As IFRC, we have acquired extensive knowledge managing disasters and Disaster Risk Reduction initiatives using a Preparedness for Effective Response (PER) approach. However, it is clear that having the experience supporting contexts with natural and human disasters, a pandemic like COVID-19 is a challenge that our or any organization was not prepared to deal with alone. That is why we believe that “we are in this together” and our National Societies continue their tremendous work in community engagement and advocacy, healthcare, health promotion, hygiene access and promotion, and in mental health and psychosocial support. However, as the pandemic continues, efforts must continue to be made to control transmission, avoid the impact of discontinuation of essential health services, and strengthen psychosocial support for individuals and communities. At the same time, special attention must be paid to the fatigue and stress of the front line aiders with increased vulnerability, reinforcing biosafety protocols and having a very strong approach on “protecting the ones that protect.”

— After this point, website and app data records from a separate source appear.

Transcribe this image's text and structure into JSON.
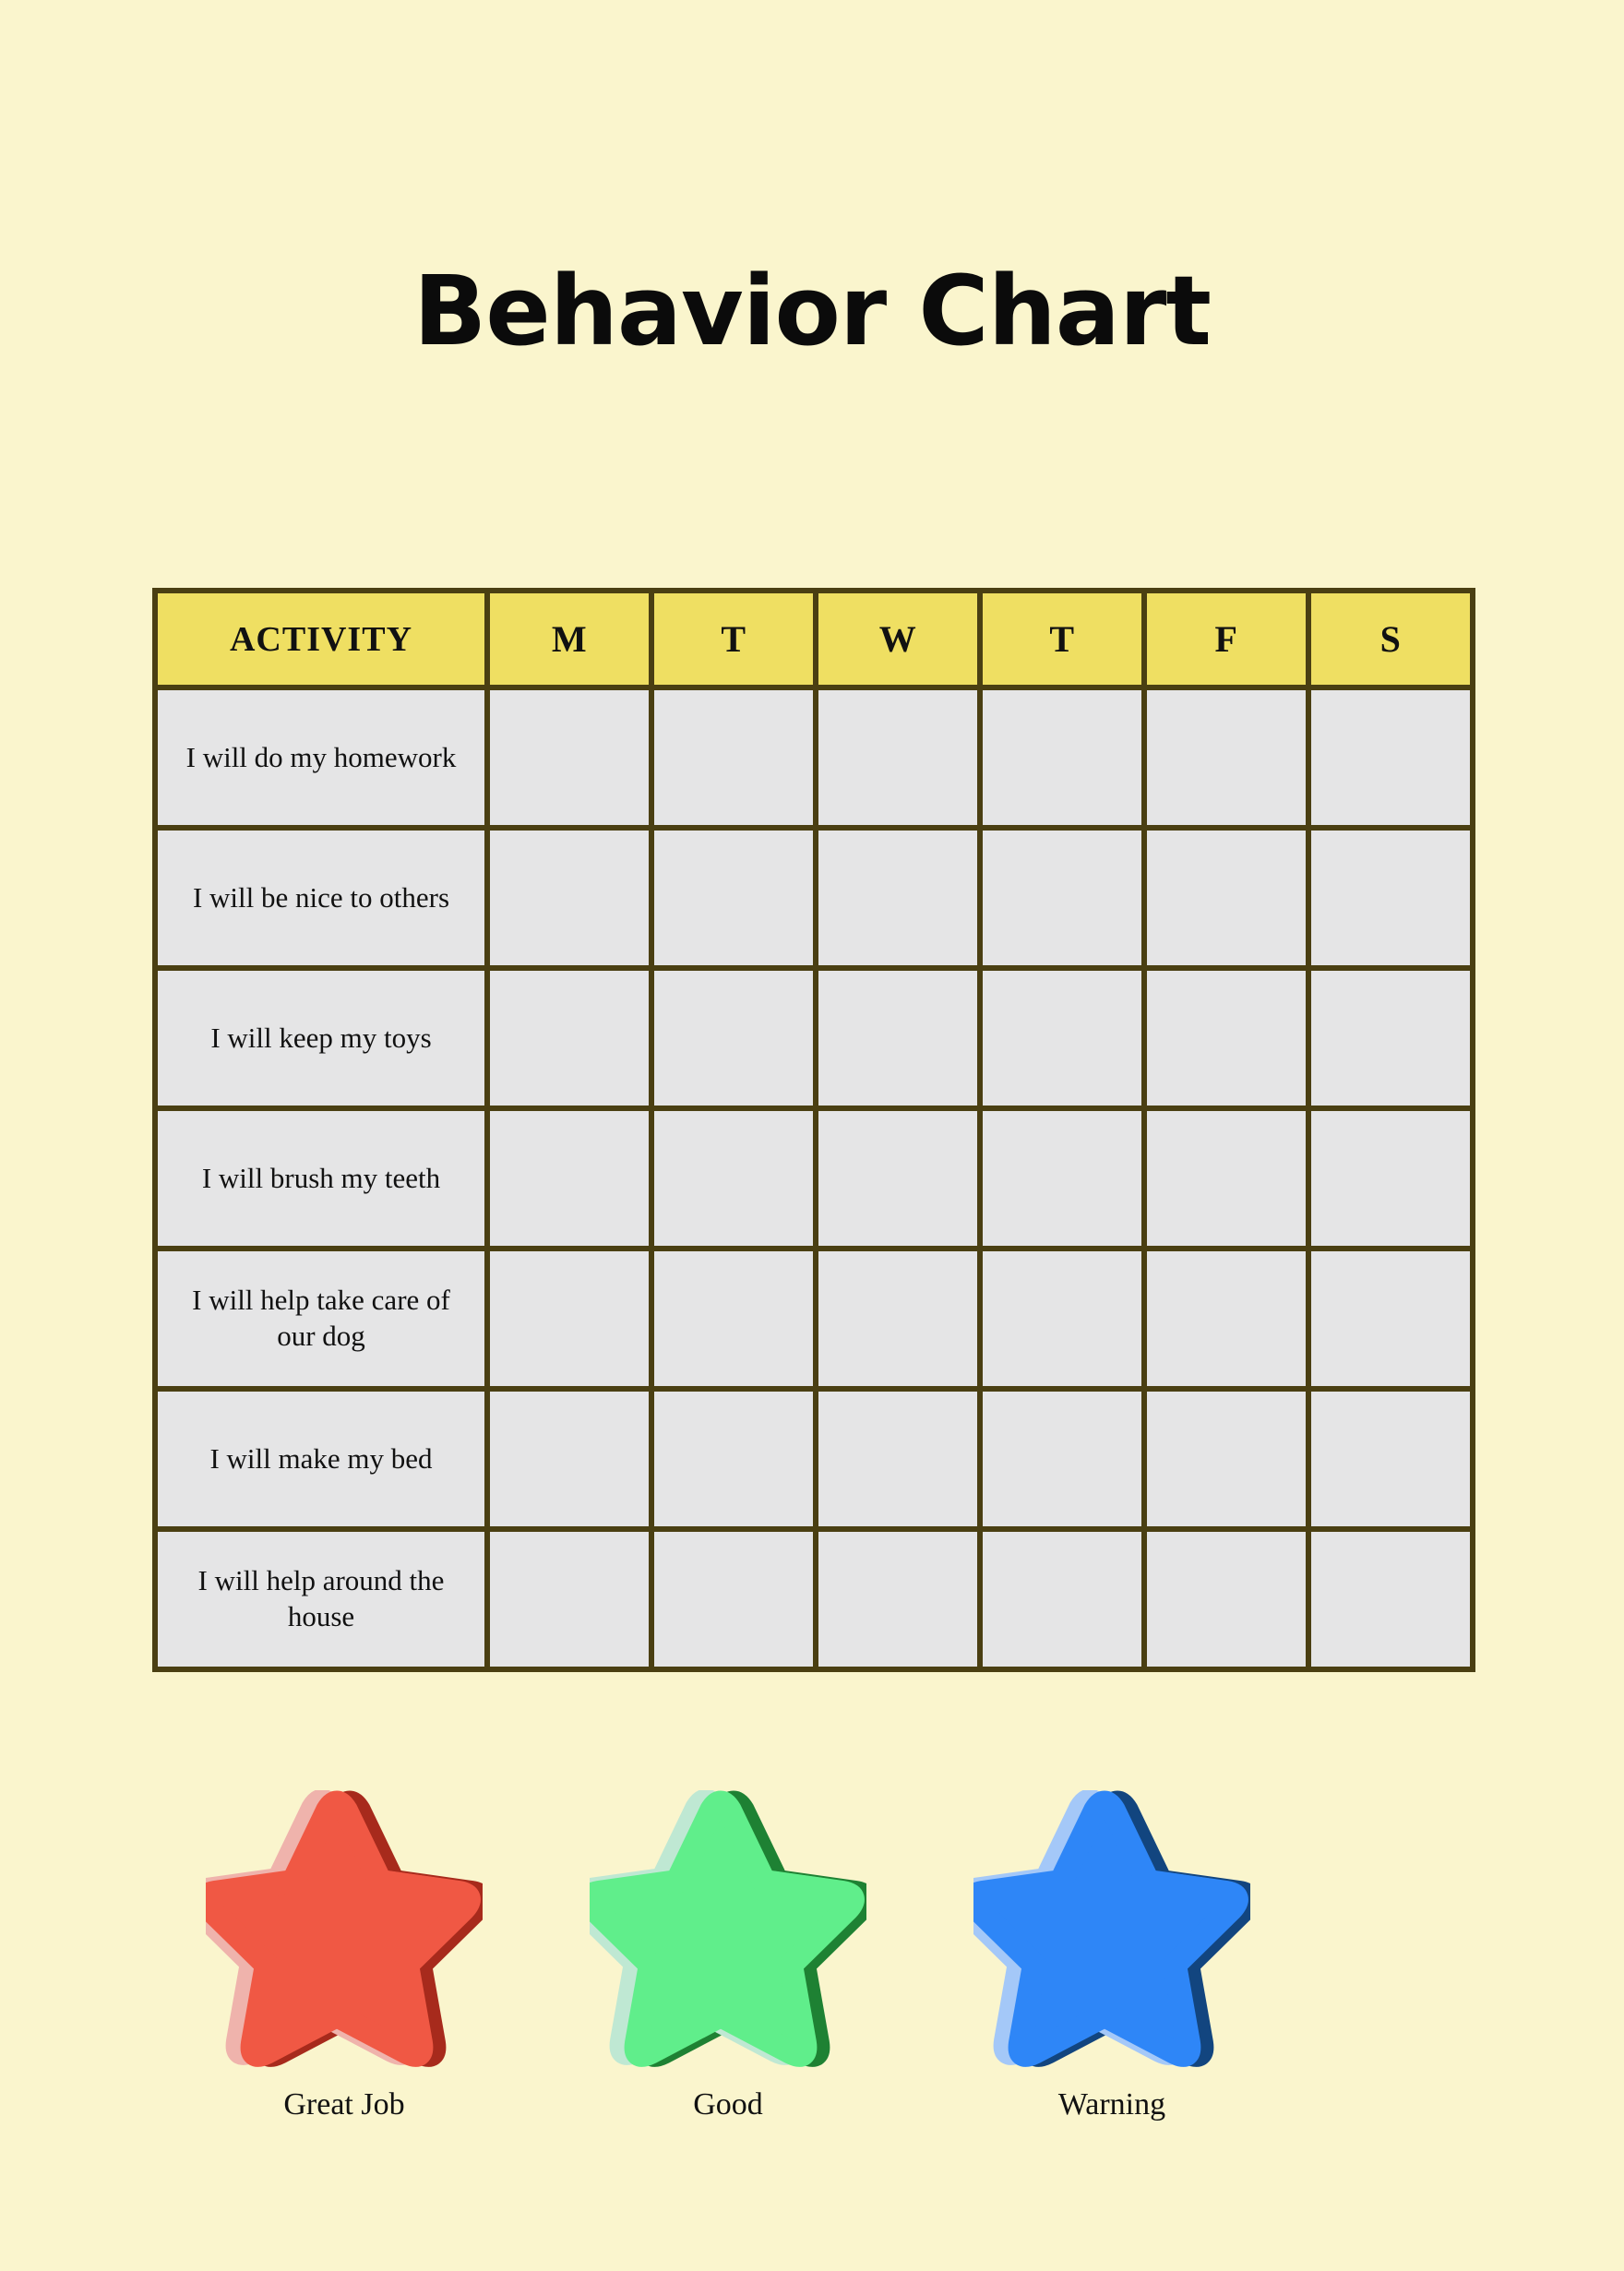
{
  "page": {
    "title": "Behavior Chart",
    "background_color": "#FAF5CD"
  },
  "table": {
    "header_background": "#EFDF62",
    "cell_background": "#E5E5E6",
    "border_color": "#4A3F12",
    "headers": [
      "ACTIVITY",
      "M",
      "T",
      "W",
      "T",
      "F",
      "S"
    ],
    "rows": [
      {
        "activity": "I will do my homework",
        "marks": [
          "",
          "",
          "",
          "",
          "",
          ""
        ]
      },
      {
        "activity": "I will be nice to others",
        "marks": [
          "",
          "",
          "",
          "",
          "",
          ""
        ]
      },
      {
        "activity": "I will keep my toys",
        "marks": [
          "",
          "",
          "",
          "",
          "",
          ""
        ]
      },
      {
        "activity": "I will brush my teeth",
        "marks": [
          "",
          "",
          "",
          "",
          "",
          ""
        ]
      },
      {
        "activity": "I will help take care of our dog",
        "marks": [
          "",
          "",
          "",
          "",
          "",
          ""
        ]
      },
      {
        "activity": "I will make my bed",
        "marks": [
          "",
          "",
          "",
          "",
          "",
          ""
        ]
      },
      {
        "activity": "I will help around the house",
        "marks": [
          "",
          "",
          "",
          "",
          "",
          ""
        ]
      }
    ]
  },
  "legend": {
    "items": [
      {
        "label": "Great Job",
        "icon": "star-icon",
        "main_color": "#F05844",
        "highlight_color": "#EFB3AC",
        "shadow_color": "#A72A1C"
      },
      {
        "label": "Good",
        "icon": "star-icon",
        "main_color": "#60EE8B",
        "highlight_color": "#BFE8D3",
        "shadow_color": "#1E8133"
      },
      {
        "label": "Warning",
        "icon": "star-icon",
        "main_color": "#2E86F7",
        "highlight_color": "#A4C8F8",
        "shadow_color": "#12457F"
      }
    ]
  }
}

We are also working on the study and analysis of the negative effects of the pandemic, in particular on mental health, livelihoods and the development of healthy and sustainable local markets through joint initiatives with other organizations such as the UN.

Do you feel it is critical to have collaboration and strong global alliances in order to build a more resilient world?

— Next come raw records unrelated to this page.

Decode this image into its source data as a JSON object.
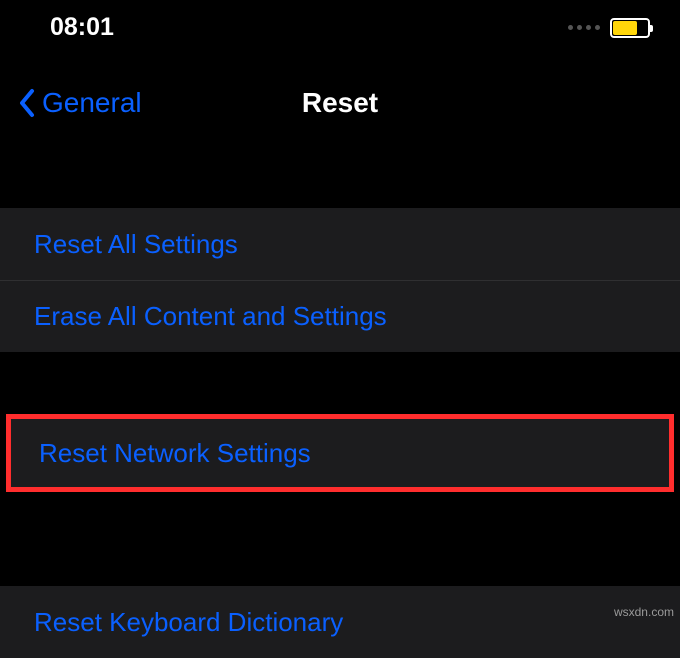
{
  "statusBar": {
    "time": "08:01"
  },
  "nav": {
    "backLabel": "General",
    "title": "Reset"
  },
  "groups": {
    "g1": {
      "resetAll": "Reset All Settings",
      "eraseAll": "Erase All Content and Settings"
    },
    "g2": {
      "resetNetwork": "Reset Network Settings"
    },
    "g3": {
      "resetKeyboard": "Reset Keyboard Dictionary"
    }
  },
  "watermark": "wsxdn.com"
}
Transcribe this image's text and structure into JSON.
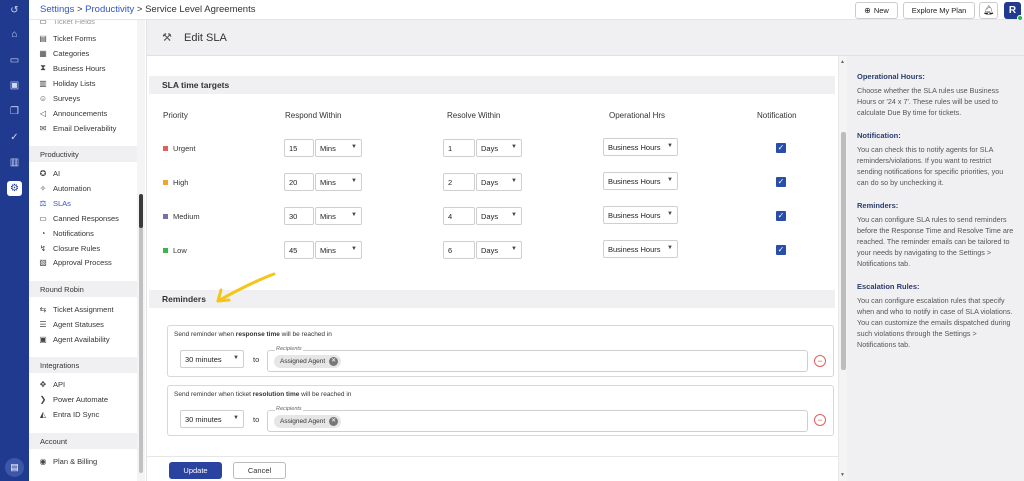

No one entity can handle the pandemic and the problems that afflict our society alone. We must increase our capacity to integrate resources, leadership, methodologies, personnel and vision to create optimal solutions that are replicable and expandable at a cost that can be assumed by the local communities and the supportive systems.

Our global IFRC Strategy 2030 articulates that, as a movement, we will and must “go beyond resilience, to ensure that individuals and communities can thrive” and “work as a distributed network” by deepening our collaboration with various organizations, the public and private sector, academia, communities and others to learn, collaborate and act to improve scale and scope when developing longer-term interventions that address humanitarian needs.

Establishing and nurturing alliances with communities and public authorities in accordance with our auxiliary status is at the core of our humanitarian mandate. The rapid expansion of the network of alliances with environmental organizations, research institutions, disaster management agencies, the private sector and beyond has contributed to the creation and implementation of pioneering initiatives that are relevant and appropriate to the targeted context whether they aim to bridge the digital divide, invest in early warning and early action, public awareness and education, or assessments and training. The range is, in fact, limitless. We embrace the opportunities to collaborate with partners, especially now when the complexities of risks necessitate alliances in order to curtail the magnitude of exposure. Without it, none of us will scratch the